How do we know when peanut and tree nut allergy have resolved, and how do we keep it resolved?
Article first published online: 20 JUL 2010
© 2010 Blackwell Publishing Ltd
Clinical & Experimental Allergy
Volume 40, Issue 9, pages 1303–1311, September 2010
How to Cite
Byrne, A. M., Malka-Rais, J., Burks, A. W. and Fleischer, D. M. (2010), How do we know when peanut and tree nut allergy have resolved, and how do we keep it resolved?. Clinical & Experimental Allergy, 40: 1303–1311. doi: 10.1111/j.1365-2222.2010.03554.x
- Issue published online: 4 AUG 2010
- Article first published online: 20 JUL 2010
- Submitted 10 December 2009; revised 7 May 2010; accepted 17 May 2010

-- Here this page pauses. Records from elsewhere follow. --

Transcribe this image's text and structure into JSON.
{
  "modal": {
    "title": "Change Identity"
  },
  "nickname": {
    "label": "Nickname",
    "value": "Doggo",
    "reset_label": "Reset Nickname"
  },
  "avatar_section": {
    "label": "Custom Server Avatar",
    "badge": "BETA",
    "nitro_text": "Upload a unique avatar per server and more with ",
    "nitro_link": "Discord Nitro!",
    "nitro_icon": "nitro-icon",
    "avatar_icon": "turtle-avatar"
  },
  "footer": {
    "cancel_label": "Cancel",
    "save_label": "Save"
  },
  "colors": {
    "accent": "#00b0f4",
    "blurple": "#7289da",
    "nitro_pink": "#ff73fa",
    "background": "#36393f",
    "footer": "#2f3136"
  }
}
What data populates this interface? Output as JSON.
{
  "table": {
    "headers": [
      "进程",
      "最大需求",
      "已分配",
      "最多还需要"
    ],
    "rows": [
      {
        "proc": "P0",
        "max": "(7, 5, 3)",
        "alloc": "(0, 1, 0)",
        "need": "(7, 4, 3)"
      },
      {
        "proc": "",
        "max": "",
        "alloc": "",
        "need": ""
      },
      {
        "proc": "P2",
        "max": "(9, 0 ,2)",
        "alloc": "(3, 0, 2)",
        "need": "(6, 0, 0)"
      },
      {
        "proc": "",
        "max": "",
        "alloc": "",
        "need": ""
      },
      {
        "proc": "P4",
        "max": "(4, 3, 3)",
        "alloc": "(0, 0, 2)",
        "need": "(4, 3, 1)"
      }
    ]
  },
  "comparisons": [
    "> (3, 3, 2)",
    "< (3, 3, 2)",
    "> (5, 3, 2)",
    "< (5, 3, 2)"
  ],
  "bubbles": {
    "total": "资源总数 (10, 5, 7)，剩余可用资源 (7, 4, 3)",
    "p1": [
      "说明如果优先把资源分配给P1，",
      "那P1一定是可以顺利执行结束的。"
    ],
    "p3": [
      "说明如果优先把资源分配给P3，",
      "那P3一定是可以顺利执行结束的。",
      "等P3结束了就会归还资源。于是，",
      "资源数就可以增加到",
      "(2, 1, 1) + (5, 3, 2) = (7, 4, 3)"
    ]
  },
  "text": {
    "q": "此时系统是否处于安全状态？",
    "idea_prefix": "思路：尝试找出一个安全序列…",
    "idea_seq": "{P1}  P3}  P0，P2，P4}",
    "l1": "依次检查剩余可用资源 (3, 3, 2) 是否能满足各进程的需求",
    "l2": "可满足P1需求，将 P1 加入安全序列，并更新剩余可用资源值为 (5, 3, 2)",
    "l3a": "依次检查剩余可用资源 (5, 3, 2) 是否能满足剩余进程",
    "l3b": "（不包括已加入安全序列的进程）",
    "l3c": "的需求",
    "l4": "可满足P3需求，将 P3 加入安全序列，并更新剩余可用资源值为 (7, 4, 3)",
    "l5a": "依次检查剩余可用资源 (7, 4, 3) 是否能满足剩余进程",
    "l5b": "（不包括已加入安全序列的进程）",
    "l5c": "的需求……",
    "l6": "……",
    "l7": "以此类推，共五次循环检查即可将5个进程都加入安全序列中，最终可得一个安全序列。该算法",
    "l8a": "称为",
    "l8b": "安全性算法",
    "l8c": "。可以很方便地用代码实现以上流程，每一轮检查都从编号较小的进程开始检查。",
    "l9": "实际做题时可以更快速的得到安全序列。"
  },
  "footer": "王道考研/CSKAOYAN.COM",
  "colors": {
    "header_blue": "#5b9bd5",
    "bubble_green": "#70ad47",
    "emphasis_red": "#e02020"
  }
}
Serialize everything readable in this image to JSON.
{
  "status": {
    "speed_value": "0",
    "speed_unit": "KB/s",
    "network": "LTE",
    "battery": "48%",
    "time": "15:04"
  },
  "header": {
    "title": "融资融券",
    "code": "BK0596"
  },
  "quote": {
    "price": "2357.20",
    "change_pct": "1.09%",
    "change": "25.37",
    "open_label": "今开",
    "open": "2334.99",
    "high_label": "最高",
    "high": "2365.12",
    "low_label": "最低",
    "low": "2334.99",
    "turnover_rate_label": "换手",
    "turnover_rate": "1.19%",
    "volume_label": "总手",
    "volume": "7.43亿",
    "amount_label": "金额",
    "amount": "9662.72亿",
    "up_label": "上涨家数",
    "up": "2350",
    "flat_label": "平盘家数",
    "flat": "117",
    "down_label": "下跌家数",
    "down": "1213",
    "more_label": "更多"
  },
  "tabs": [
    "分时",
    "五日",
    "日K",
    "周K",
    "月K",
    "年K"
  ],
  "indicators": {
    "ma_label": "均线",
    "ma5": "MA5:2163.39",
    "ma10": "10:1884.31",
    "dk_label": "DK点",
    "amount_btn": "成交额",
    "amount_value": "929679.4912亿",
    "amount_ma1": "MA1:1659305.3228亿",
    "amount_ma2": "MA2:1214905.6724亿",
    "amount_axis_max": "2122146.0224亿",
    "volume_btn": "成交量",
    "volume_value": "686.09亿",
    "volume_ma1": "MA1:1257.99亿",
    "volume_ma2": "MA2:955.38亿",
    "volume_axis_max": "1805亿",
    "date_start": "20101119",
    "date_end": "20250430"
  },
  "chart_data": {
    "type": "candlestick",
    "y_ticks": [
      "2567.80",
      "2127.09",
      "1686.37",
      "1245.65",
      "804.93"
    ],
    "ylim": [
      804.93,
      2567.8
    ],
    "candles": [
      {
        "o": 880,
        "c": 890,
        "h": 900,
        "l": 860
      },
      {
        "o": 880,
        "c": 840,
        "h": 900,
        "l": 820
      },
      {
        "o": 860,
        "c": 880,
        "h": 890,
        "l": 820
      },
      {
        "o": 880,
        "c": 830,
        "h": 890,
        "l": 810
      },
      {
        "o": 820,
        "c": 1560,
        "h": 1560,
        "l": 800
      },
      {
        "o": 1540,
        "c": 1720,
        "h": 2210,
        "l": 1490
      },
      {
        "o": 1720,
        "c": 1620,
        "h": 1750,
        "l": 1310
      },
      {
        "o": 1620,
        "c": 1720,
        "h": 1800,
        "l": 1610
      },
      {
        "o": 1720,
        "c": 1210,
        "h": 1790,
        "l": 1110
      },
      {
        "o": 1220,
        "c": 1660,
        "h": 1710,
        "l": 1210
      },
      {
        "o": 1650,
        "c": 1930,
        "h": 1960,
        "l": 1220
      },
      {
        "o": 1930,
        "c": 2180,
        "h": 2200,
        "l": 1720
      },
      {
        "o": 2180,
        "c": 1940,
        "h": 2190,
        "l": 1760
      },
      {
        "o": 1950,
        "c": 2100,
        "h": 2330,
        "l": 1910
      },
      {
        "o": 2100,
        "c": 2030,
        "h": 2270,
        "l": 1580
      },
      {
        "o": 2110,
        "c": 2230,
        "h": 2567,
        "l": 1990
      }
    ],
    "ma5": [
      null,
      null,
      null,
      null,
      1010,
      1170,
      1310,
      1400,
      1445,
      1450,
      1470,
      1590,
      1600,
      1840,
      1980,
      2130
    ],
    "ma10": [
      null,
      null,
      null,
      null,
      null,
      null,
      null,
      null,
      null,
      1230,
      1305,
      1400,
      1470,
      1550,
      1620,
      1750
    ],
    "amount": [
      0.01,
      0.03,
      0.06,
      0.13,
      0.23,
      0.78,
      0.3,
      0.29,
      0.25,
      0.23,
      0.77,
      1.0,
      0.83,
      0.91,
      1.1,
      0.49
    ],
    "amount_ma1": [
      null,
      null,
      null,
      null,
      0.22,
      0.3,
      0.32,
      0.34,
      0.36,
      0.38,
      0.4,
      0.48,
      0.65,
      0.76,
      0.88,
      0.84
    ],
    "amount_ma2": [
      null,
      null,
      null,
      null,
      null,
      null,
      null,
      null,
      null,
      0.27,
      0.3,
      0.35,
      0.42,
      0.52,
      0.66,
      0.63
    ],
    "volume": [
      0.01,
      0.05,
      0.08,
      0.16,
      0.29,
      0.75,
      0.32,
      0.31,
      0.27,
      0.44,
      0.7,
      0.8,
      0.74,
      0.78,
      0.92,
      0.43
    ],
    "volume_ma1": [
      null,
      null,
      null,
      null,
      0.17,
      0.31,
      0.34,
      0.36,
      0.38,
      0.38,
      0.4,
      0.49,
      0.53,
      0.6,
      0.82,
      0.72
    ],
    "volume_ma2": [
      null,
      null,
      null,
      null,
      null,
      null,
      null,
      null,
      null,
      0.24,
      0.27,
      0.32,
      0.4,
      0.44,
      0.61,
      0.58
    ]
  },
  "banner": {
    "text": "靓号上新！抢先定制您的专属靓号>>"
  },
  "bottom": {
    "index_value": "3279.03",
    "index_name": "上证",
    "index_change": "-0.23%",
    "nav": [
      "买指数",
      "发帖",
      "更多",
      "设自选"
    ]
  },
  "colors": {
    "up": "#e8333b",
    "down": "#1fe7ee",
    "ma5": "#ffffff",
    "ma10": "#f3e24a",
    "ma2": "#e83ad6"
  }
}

Over the last two decades, the prevalence of peanut and tree nut allergy has increased throughout the western world. Adverse reactions to these foods account for over 50% of all deaths resulting from food-related anaphylaxis. Until recently, evidence suggested that all peanut and tree nut allergy were permanent. It is now known that about 20% and 10%, respectively, of young patients outgrow peanut and tree nut allergies. Achieving tolerance is associated with increasing circulating T regulatory cells and reduced production of allergen-specific IgE. Reliable predictors of resolution are not yet available. A direct correlation between skin test weal size and allergen-specific IgE, at the time of diagnosis and likelihood of resolution, has been reported. Resolution of peanut or tree nut allergy cannot be determined conclusively by either allergen-specific IgE analysis or by skin prick testing. Oral food challenge is the gold standard for determining resolution of food allergy. Food challenges should only be undertaken in a clinical setting fully equipped to deal with a potential severe adverse reaction. Approximately 8% of patients who outgrow peanut allergy may suffer a recurrence, but recurrent tree nut allergy has not been reported to date. Infrequent ingestion of peanut may be related to the re-emergence of allergy. Induction of tolerance through oral immunotherapy or sublingual immunotherapy is now being actively studied, but remains experimental. Studies have reported short-term desensitization to peanut, but ongoing follow-up will determine whether tolerance is achieved long term.
Cite this as: A. M. Byrne, J. Malka-Rais, A. W. Burks and D. M. Fleischer, Clinical & Experimental Allergy, 2010 (40) 1303–1311.